Last week Chrysler went into bankruptcy and unless GM can reorganize itself satisfactorily before the end of the month, seems likely to follow Chrysler. While government and industry officials talk optimistically of quick 30 to 60 day bankruptcies that will cleanse the companies of unprofitable factories and liabilities accumulated over the decades, others are not so sure.
Chrysler is asking the judge to let it set up a new company to be called of all things “Chrysler” and to let the new company pick just which assets and liabilities from the old Chrysler that will return it to profitability in a few years. The rest of the factories would be sold off, or more likely scrapped, and much of the old Chrysler’s debts and obligations would become close to worthless. The only liabilities that the new company must have would be car warranties without which the new Chrysler would be instant toast.
Needless to say, those secured lenders that are not under the thumb of the U.S. Treasury’s TARP program are screaming bloody murder about their billions in secured loans becoming worthless. There have already been death threats, and lenders have asked the bankruptcy judge to scrap the proposed deal, but he seems likely to approve it anyway. It would all make grand theater if there weren’t so much at stake.
There are a number of issues that should be clearer in the next few months. Can car firms in bankruptcy continue to sell enough cars to survive? Can the matter be settled quickly enough to keep Chrysler, which is currently in suspension, from simply melting away? Can FIAT, which is also flat broke and is being given the company to run, really return it to profitability in a reasonable amount of time? What are the implications for GM which is only three weeks away from an out of court settlement or bankruptcy?

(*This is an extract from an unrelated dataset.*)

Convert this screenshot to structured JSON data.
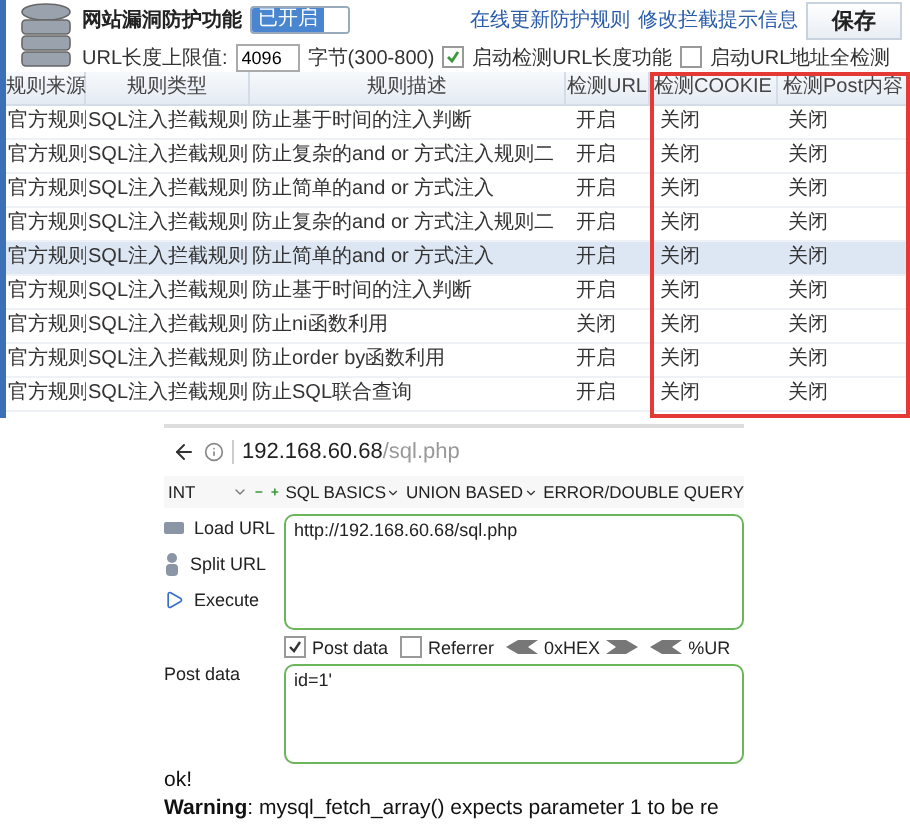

Chrysler, the rest of the U.S. automobile industry, and in fact much of the U.S. economy could be in a lot of trouble. Should Chrysler’s sales fall further in May or its bankruptcy bog down in protracted litigation, the company, the FIAT deal and hundreds of thousands of jobs are likely to disappear, setting off a chain reaction within the industry. The Chrysler melodrama will be replayed on a larger scale at the end of the month when GM faces its own deadline. With the federal government no longer willing to provide billions in monthly subsidies, and car sales too low to support the industry, it seems doubtful that letting FIAT run Chrysler, or cutting model lines and closing a few factories at GM can solve much of anything.
Despite optimism in the equity markets, those taking a hard look at the economy say that housing prices are likely to continue falling, foreclosures likely to continue increasing, and unemployment likely to continue rising for an indefinite period. In this environment the outlook for sufficient new car sales to support the size automobile industry currently envisioned is doubtful. This month’s bankruptcies/reorganizations are unlikely to settle the matter.